  7. You are too unfair to leave me with a cliffhanger!

    I will go read up on your media and actor friends now.

  8. Patience, dear Riot Kitty...patience, dear girl! ;)

  9. You certainly have lived an interesting life. I hope you find your friend.

    I find it mind-blowing that there are not better tracking systems for big airliners like the missing Malaysian flight in this day and age. Now, I can understand how hard it might be to find a big plane after it sinks in the ocean, but not knowing where it went down is inexcusable to me.

  10. Hi Jerry...yes...I agree with you about the missing airline. It certainly is a mystery...and I feel so for the families and loved ones left waiting, hoping, standing in limbo. It's a strange one, that's for sure.

  11. I've posted a comment but you cannot see it.

  12. No...I can't see it, Adullamite!

    How strange this is! I don't know what's going on between your blog and mine... my mind is in a fog!

  13. Isn't that amazing when you are just talking about or thinking about a person and then there they are?
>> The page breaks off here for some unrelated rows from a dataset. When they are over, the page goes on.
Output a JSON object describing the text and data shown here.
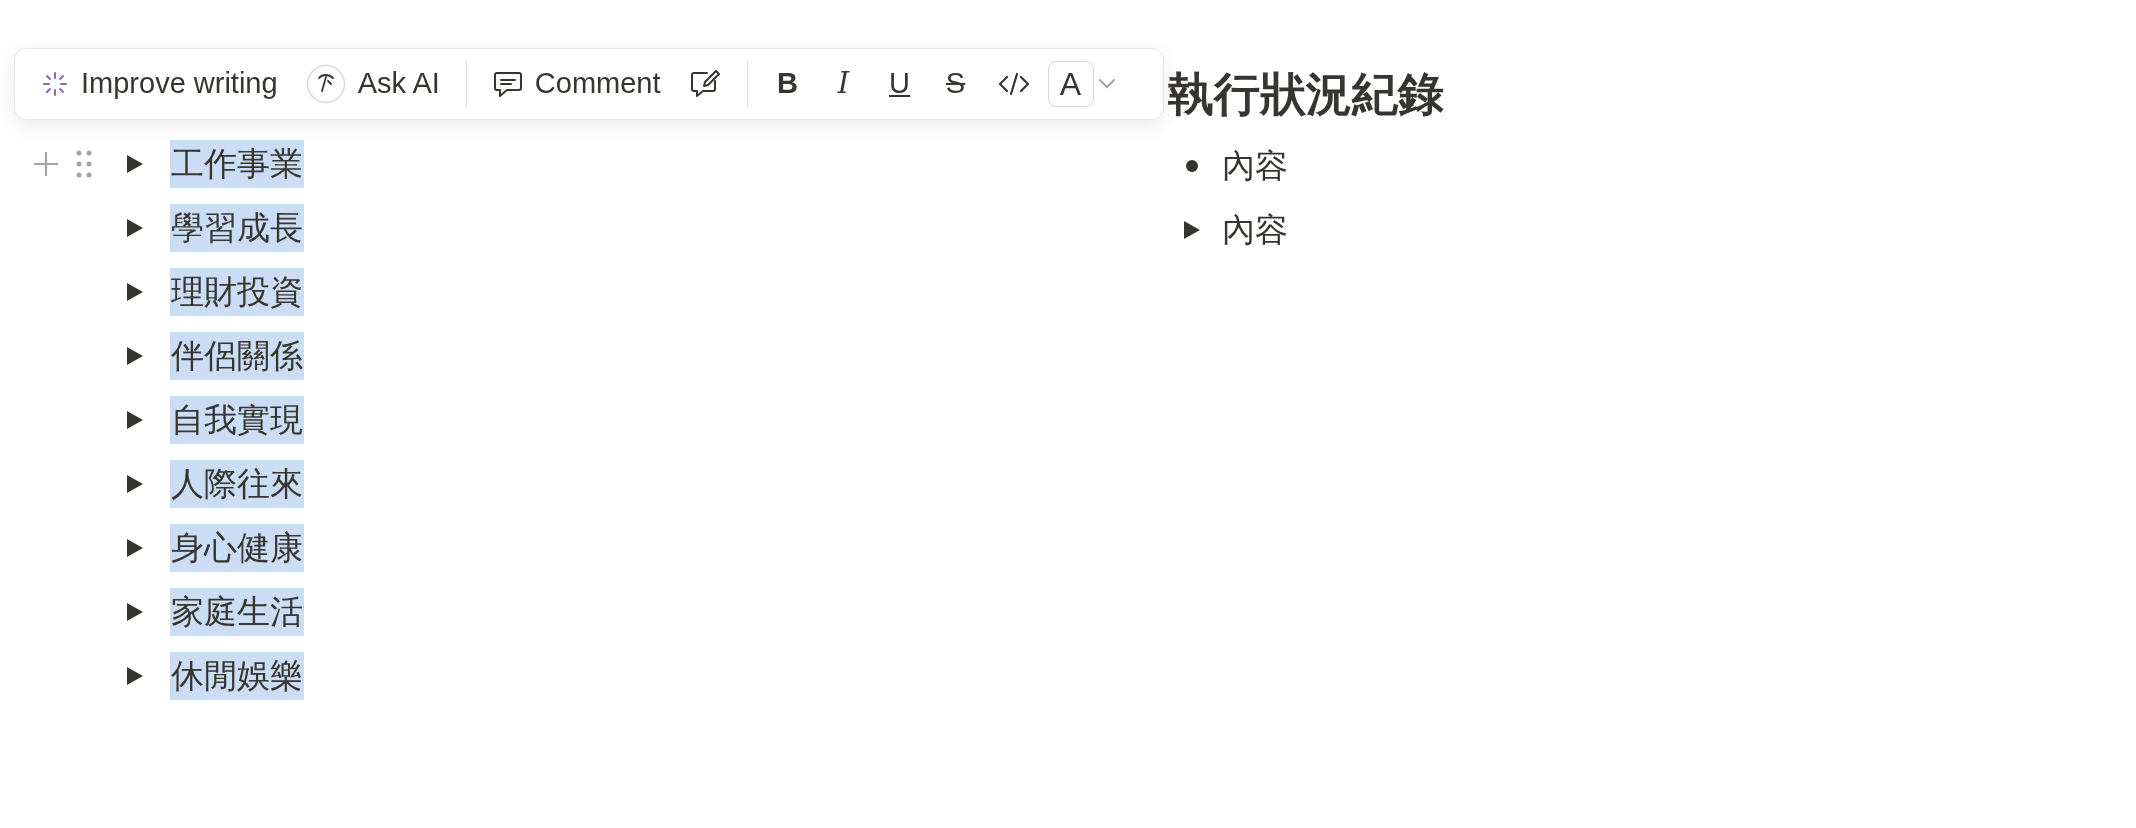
{
  "toolbar": {
    "buttons": [
      {
        "kind": "improve",
        "label": "Improve writing"
      },
      {
        "kind": "ask",
        "label": "Ask AI"
      },
      {
        "kind": "divider"
      },
      {
        "kind": "comment",
        "label": "Comment"
      },
      {
        "kind": "edit"
      },
      {
        "kind": "divider"
      },
      {
        "kind": "bold",
        "label": "B"
      },
      {
        "kind": "italic",
        "label": "I"
      },
      {
        "kind": "underline",
        "label": "U"
      },
      {
        "kind": "strike",
        "label": "S"
      },
      {
        "kind": "code"
      },
      {
        "kind": "color",
        "label": "A"
      }
    ]
  },
  "toggles": [
    {
      "text": "工作事業",
      "selected": true,
      "expanded": false
    },
    {
      "text": "學習成長",
      "selected": true,
      "expanded": false
    },
    {
      "text": "理財投資",
      "selected": true,
      "expanded": false
    },
    {
      "text": "伴侶關係",
      "selected": true,
      "expanded": false
    },
    {
      "text": "自我實現",
      "selected": true,
      "expanded": false
    },
    {
      "text": "人際往來",
      "selected": true,
      "expanded": false
    },
    {
      "text": "身心健康",
      "selected": true,
      "expanded": false
    },
    {
      "text": "家庭生活",
      "selected": true,
      "expanded": false
    },
    {
      "text": "休閒娛樂",
      "selected": true,
      "expanded": false
    }
  ],
  "section": {
    "heading": "執行狀況紀錄",
    "items": [
      {
        "kind": "bullet",
        "text": "內容"
      },
      {
        "kind": "toggle",
        "text": "內容",
        "expanded": false
      }
    ]
  }
}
I love that happened to you.

  14. Hi Lynn...it certainly was a surprise...for both of us.

    Thanks for coming by. :)

  15. Oh, Lee, I have just managed to get the Disney song "It's a Small World After All" out of my head, after hearing a radio item about the Sherman brothers who wrote it. And now you remind me again..... that must be the most persistent song ever... laaalala....... But apart from that, you are right, some coincidences and meetings are really remarkable!

  16. Oh, Lee, I have just managed to get the Disney song "It's a Small World After All" out of my head, after hearing a radio item about the Sherman brothers who wrote it. And now you remind me again..... that must be the most persistent song ever... laaalala....... But apart from that, you are right, some coincidences and meetings are really remarkable!

  17. And now as payback, Jenny...your response is going over and over in my head! ;)

  18. Alive and well - lacking inspiration.
    Thank you for asking, no-one else has.

  19. That's good to hear, Cosmo...I was concerned...sincerely.

    I class you as a friend even if we've never met out here in the real world. We have "known" each other for quite some time now. :)

    We all hit those blank walls in our mind at times. I know I have and do!

    Take care and thanks for popping in.

  20. OMG! That would be your worst nightmare come true! I started reading Part 2, then thought, hang on a minute...I'd better find part 1 and read that first!

  21. Good thinking, 99! ;)